#### What you need to do:
Below are records. Return each one exactly as written.

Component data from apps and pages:

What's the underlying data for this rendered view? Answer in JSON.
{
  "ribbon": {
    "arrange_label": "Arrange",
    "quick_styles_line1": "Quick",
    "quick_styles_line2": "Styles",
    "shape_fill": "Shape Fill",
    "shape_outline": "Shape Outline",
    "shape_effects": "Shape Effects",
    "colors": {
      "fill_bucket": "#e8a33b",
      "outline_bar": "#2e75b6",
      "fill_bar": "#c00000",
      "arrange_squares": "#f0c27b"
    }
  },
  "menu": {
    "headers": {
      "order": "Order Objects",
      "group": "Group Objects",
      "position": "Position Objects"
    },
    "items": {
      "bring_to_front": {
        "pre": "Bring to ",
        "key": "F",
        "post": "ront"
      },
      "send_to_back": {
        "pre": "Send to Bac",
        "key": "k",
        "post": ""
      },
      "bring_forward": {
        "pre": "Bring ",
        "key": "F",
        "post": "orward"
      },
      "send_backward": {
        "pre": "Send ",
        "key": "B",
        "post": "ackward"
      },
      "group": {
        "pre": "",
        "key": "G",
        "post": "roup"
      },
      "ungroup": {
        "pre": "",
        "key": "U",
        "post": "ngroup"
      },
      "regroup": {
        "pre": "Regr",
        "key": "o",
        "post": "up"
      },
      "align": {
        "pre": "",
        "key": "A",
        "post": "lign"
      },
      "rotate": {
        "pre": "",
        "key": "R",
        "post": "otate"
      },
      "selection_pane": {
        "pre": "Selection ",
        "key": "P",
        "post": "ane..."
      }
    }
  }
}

#### Answer to the exercise:
What's the underlying data for this rendered view? Answer in JSON.
{
  "ribbon": {
    "arrange_label": "Arrange",
    "quick_styles_line1": "Quick",
    "quick_styles_line2": "Styles",
    "shape_fill": "Shape Fill",
    "shape_outline": "Shape Outline",
    "shape_effects": "Shape Effects",
    "colors": {
      "fill_bucket": "#e8a33b",
      "outline_bar": "#2e75b6",
      "fill_bar": "#c00000",
      "arrange_squares": "#f0c27b"
    }
  },
  "menu": {
    "headers": {
      "order": "Order Objects",
      "group": "Group Objects",
      "position": "Position Objects"
    },
    "items": {
      "bring_to_front": {
        "pre": "Bring to ",
        "key": "F",
        "post": "ront"
      },
      "send_to_back": {
        "pre": "Send to Bac",
        "key": "k",
        "post": ""
      },
      "bring_forward": {
        "pre": "Bring ",
        "key": "F",
        "post": "orward"
      },
      "send_backward": {
        "pre": "Send ",
        "key": "B",
        "post": "ackward"
      },
      "group": {
        "pre": "",
        "key": "G",
        "post": "roup"
      },
      "ungroup": {
        "pre": "",
        "key": "U",
        "post": "ngroup"
      },
      "regroup": {
        "pre": "Regr",
        "key": "o",
        "post": "up"
      },
      "align": {
        "pre": "",
        "key": "A",
        "post": "lign"
      },
      "rotate": {
        "pre": "",
        "key": "R",
        "post": "otate"
      },
      "selection_pane": {
        "pre": "Selection ",
        "key": "P",
        "post": "ane..."
      }
    }
  }
}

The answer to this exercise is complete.